Shortly after its above decision, the Delaware Chancery Court ruled in favor of a stockholder of a different company that sought to nominate director candidates from the floor of the annual meeting, despite the company's advance notice of business bylaws provision. The company had included the election of directors as an agenda item in its notice of annual meeting. The court ruled that, in light of that notice, no advance notice was required for stockholder nominations of directors. In this regard, the court found that the company, by noticing the election of directors as an item of business, had brought the business of considering director candidates—both the board nominees and the stockholder's slate of directors—before the annual meeting.
The above cases serve as a continued reminder that Delaware courts view advance notice provisions in bylaws skeptically and will interpret vague language contained in such provisions narrowly in favor of stockholders.
JANA Master Fund, Ltd. v. CNET Networks, Inc., 2008 WL 660556 (Del. Ch. Mar. 13, 2008), aff'd 2008 WL 2031337 (Del. S. Ct. May 13, 2008)
Levitt Corp. v. Office Depot, Inc., No. 3622-VCN (Del. Ch. Apr. 14, 2008)
Senate Bill Seeks to Require Disclosure of Beneficial Ownership of Newly-Formed Corporations and LLCs
Citing a need to help law enforcement prevent the misuse of private companies for money laundering, tax evasion or other misconduct, Senators Obama (D-Ill.), Levin (D-Mich.) and Coleman (R-Minn.), all members of the U.S. Senate Permanent Subcommittee on Investigations, recently introduced a bill to the United States Senate entitled the "Incorporation Transparency and Law Enforcement Assistance Act (the "Act")." If enacted, the Act would require every state to obtain an annual listing of the beneficial owners of each corporation or limited liability company formed under its laws. If any beneficial owner is not a United States citizen, the Act would further require corporations and limited liability companies to provide a certification from an in-state formation agent that such agent has verified the identity of such beneficial owners. Civil and criminal penalties would be established for persons who knowingly provide false beneficial ownership information or intentionally fail to provide required beneficial ownership information to a state. In addition, the Act would require formation agents in each state to establish anti-money laundering programs to ensure that they are not forming business entities for criminal or otherwise suspect persons.
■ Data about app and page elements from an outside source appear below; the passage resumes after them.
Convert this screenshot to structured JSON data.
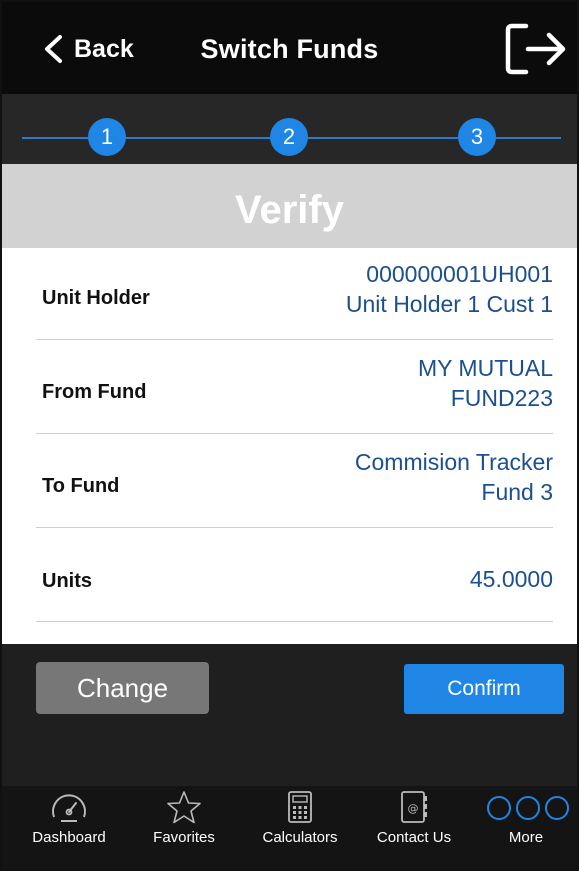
{
  "header": {
    "back_label": "Back",
    "title": "Switch Funds"
  },
  "steps": [
    "1",
    "2",
    "3"
  ],
  "banner": "Verify",
  "details": [
    {
      "label": "Unit Holder",
      "value_line1": "000000001UH001",
      "value_line2": "Unit Holder 1 Cust 1"
    },
    {
      "label": "From Fund",
      "value_line1": "MY MUTUAL",
      "value_line2": "FUND223"
    },
    {
      "label": "To Fund",
      "value_line1": "Commision Tracker",
      "value_line2": "Fund 3"
    },
    {
      "label": "Units",
      "value_line1": "45.0000",
      "value_line2": ""
    }
  ],
  "actions": {
    "change_label": "Change",
    "confirm_label": "Confirm"
  },
  "tabs": [
    {
      "label": "Dashboard",
      "icon": "dashboard-gauge-icon"
    },
    {
      "label": "Favorites",
      "icon": "star-icon"
    },
    {
      "label": "Calculators",
      "icon": "calculator-icon"
    },
    {
      "label": "Contact Us",
      "icon": "contact-book-icon"
    },
    {
      "label": "More",
      "icon": "more-circles-icon"
    }
  ],
  "colors": {
    "accent": "#1f86e6",
    "value_text": "#1c4f8f",
    "header_bg": "#0b0b0b",
    "banner_bg": "#d2d2d2"
  }
}
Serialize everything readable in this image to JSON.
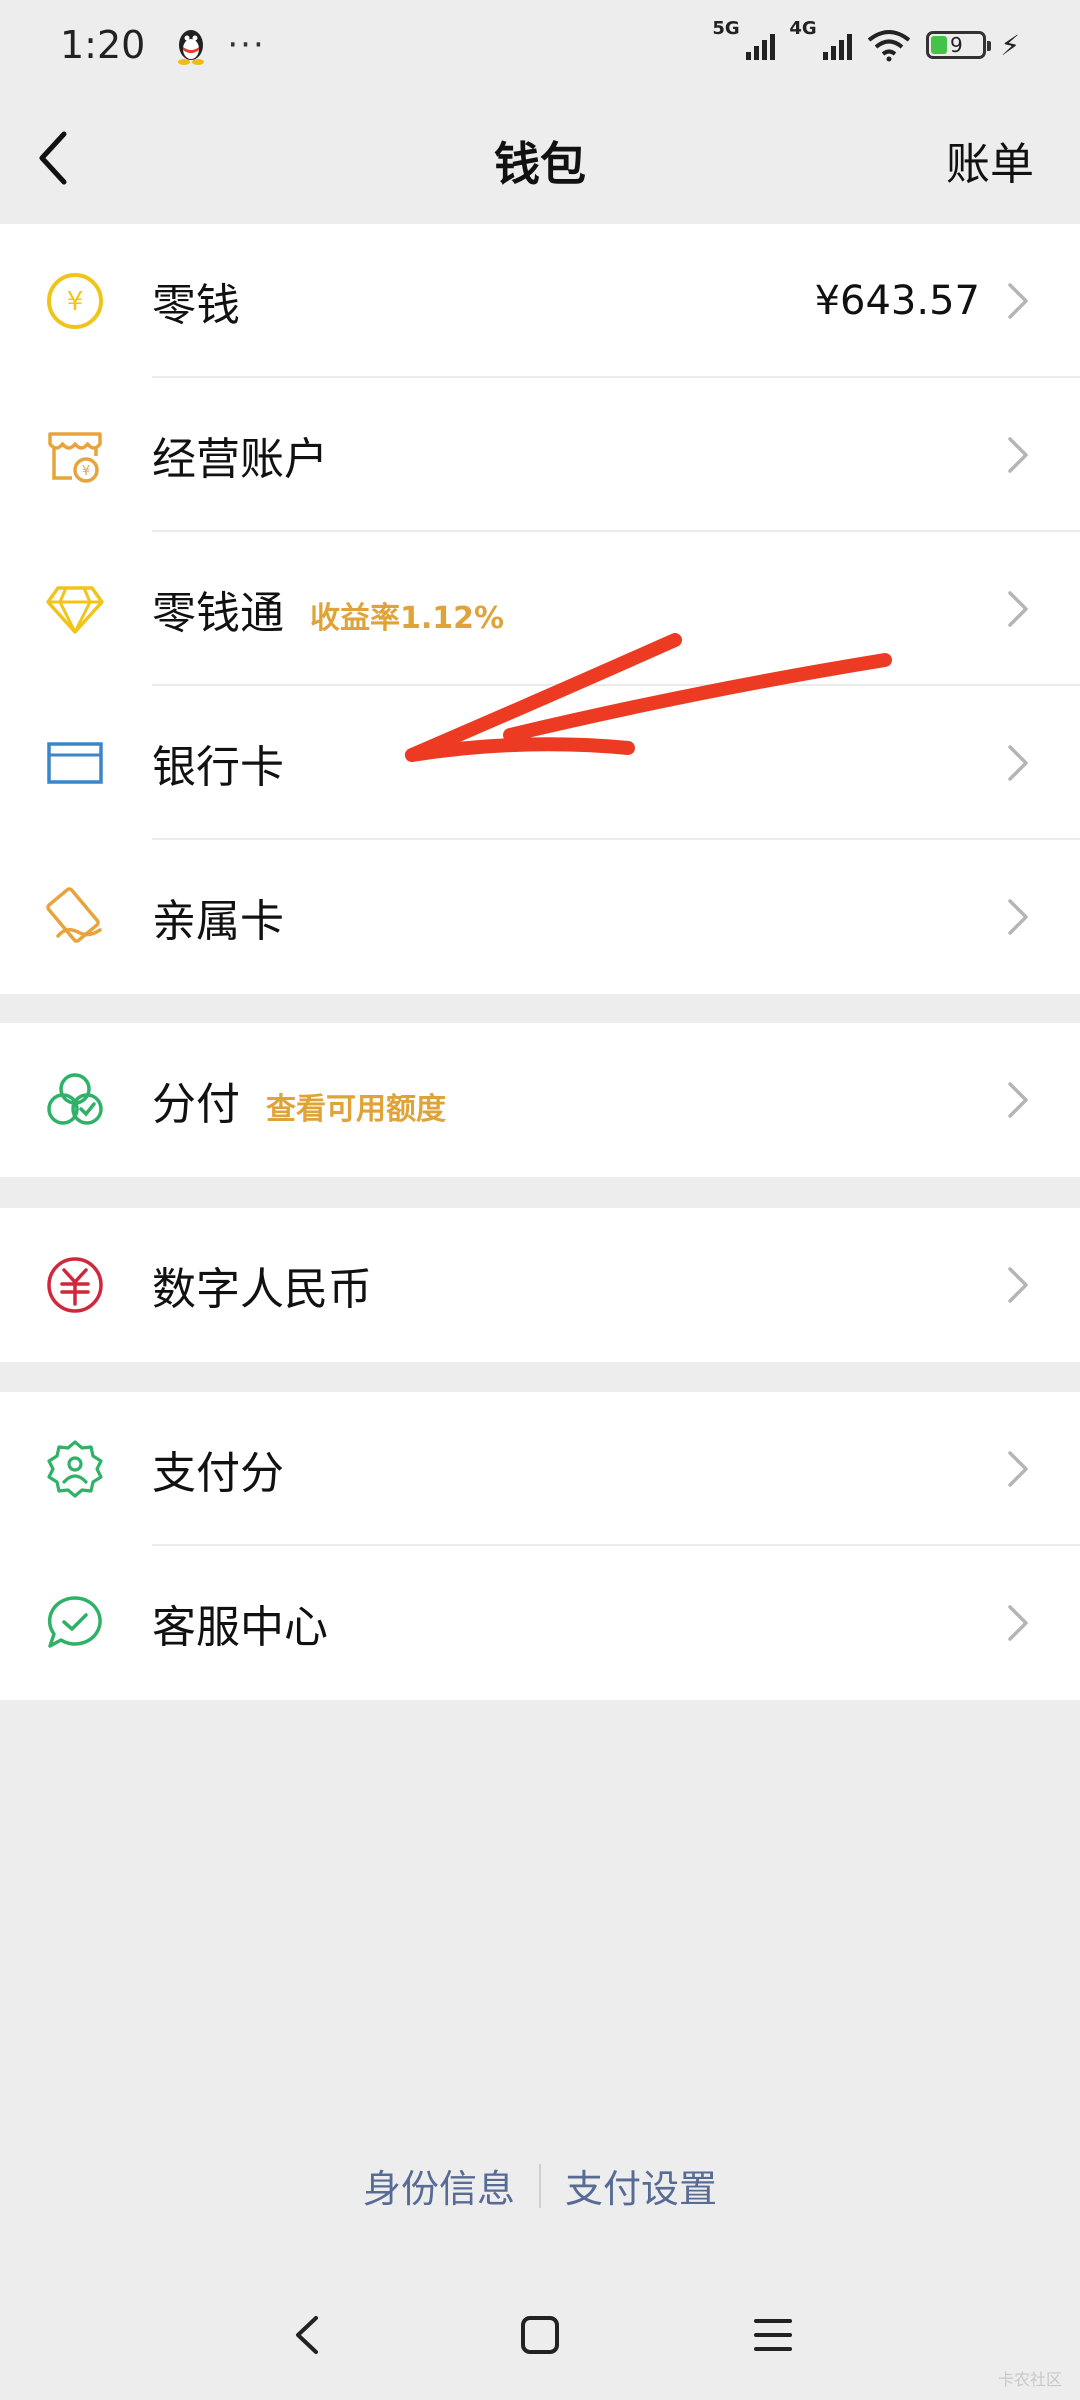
{
  "status_bar": {
    "time": "1:20",
    "dots": "···",
    "sig1": "5G",
    "sig2": "4G",
    "battery": "9"
  },
  "nav": {
    "title": "钱包",
    "bill": "账单"
  },
  "group1": {
    "items": [
      {
        "label": "零钱",
        "value": "¥643.57"
      },
      {
        "label": "经营账户"
      },
      {
        "label": "零钱通",
        "tag": "收益率1.12%"
      },
      {
        "label": "银行卡"
      },
      {
        "label": "亲属卡"
      }
    ]
  },
  "group2": {
    "items": [
      {
        "label": "分付",
        "tag": "查看可用额度"
      }
    ]
  },
  "group3": {
    "items": [
      {
        "label": "数字人民币"
      }
    ]
  },
  "group4": {
    "items": [
      {
        "label": "支付分"
      },
      {
        "label": "客服中心"
      }
    ]
  },
  "footer": {
    "identity": "身份信息",
    "pay_settings": "支付设置"
  },
  "watermark": "卡农社区",
  "colors": {
    "yellow": "#f0c419",
    "orange": "#e8a33c",
    "blue": "#3b86c8",
    "green": "#2fb167",
    "red": "#d0273a",
    "link": "#576b95",
    "annotation": "#ec3b22"
  },
  "icons": {
    "change": "yuan-coin-icon",
    "business": "shop-icon",
    "lqt": "diamond-icon",
    "bankcard": "card-icon",
    "family": "family-card-icon",
    "fenfu": "fenfu-icon",
    "ecny": "digital-rmb-icon",
    "score": "payment-score-icon",
    "service": "customer-service-icon"
  }
}
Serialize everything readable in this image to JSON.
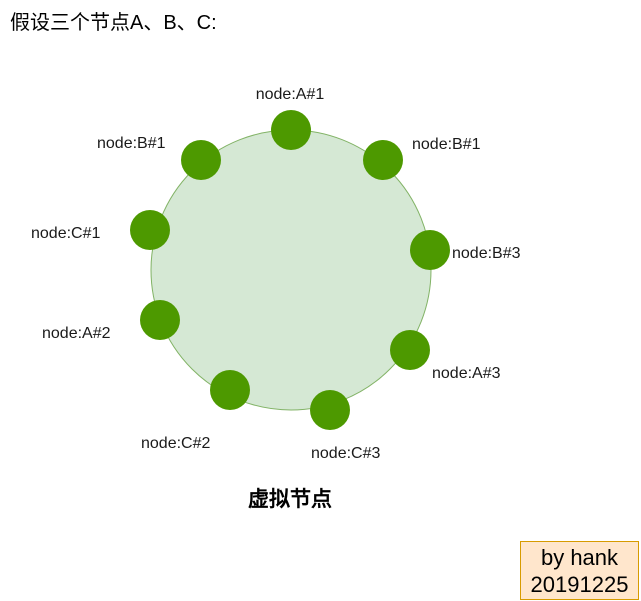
{
  "heading": "假设三个节点A、B、C:",
  "ring": {
    "fill": "#d5e8d4",
    "stroke": "#82b366"
  },
  "node_color": "#4d9900",
  "nodes": [
    {
      "id": "node-a1",
      "label": "node:A#1"
    },
    {
      "id": "node-b1-right",
      "label": "node:B#1"
    },
    {
      "id": "node-b3",
      "label": "node:B#3"
    },
    {
      "id": "node-a3",
      "label": "node:A#3"
    },
    {
      "id": "node-c3",
      "label": "node:C#3"
    },
    {
      "id": "node-c2",
      "label": "node:C#2"
    },
    {
      "id": "node-a2",
      "label": "node:A#2"
    },
    {
      "id": "node-c1",
      "label": "node:C#1"
    },
    {
      "id": "node-b1-left",
      "label": "node:B#1"
    }
  ],
  "caption": "虚拟节点",
  "signature": {
    "line1": "by hank",
    "line2": "20191225",
    "fill": "#ffe6cc",
    "stroke": "#d79b00"
  }
}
The Act would exempt public companies and their subsidiaries from the aforementioned requirements, as such companies are already overseen and regulated by the Securities and Exchange Commission. If enacted, states will have until October 2011 to require beneficial ownership information of all other newly formed entities.
The bill has been referred to, and is awaiting approval from, the Senate Committee on Homeland Security & Governmental Affairs.
Senate Bill 2956 (2008)
For more information on these issues or other corporate matters, please contact:
Copyright © 2008 Herrick, Feinstein LLP. Corporate Quick Hit is published by Herrick, Feinstein LLP for information purposes only. Nothing contained herein is intended to serve as legal advice or counsel or as an opinion of the firm.